▶ Extracted data:
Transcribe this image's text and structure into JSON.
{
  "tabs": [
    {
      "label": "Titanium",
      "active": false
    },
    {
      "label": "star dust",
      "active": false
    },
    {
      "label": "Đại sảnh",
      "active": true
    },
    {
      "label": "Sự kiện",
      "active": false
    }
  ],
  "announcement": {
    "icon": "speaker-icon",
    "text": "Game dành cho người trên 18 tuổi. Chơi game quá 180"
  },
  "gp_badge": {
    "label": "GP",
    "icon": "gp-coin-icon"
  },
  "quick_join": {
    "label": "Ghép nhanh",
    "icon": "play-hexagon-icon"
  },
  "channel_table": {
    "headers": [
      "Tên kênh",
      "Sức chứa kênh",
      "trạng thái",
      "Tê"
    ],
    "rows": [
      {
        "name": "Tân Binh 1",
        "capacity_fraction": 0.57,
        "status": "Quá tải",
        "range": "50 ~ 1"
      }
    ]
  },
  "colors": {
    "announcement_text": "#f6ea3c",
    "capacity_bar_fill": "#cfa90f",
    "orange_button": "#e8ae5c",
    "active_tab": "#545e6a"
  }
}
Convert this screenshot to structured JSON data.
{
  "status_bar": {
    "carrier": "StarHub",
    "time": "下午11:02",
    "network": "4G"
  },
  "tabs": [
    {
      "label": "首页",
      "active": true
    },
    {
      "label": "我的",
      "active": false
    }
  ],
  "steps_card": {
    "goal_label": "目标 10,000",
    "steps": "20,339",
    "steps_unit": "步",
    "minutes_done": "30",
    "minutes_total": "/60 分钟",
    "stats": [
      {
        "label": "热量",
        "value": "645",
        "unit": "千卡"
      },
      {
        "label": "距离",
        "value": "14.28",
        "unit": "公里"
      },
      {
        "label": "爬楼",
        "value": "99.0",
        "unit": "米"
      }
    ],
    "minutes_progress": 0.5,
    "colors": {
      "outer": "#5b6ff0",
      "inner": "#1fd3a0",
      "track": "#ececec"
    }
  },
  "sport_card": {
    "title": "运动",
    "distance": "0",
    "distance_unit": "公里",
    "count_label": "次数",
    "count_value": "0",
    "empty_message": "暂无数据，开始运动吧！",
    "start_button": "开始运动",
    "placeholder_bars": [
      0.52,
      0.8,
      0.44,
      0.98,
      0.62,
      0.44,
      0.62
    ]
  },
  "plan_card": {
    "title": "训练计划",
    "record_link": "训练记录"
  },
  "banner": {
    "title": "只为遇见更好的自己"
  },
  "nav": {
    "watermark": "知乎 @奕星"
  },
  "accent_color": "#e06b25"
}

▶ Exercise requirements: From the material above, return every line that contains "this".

▶ Output of the task:
Transcribe this image's text and structure into JSON.
Convert this screenshot to structured JSON data.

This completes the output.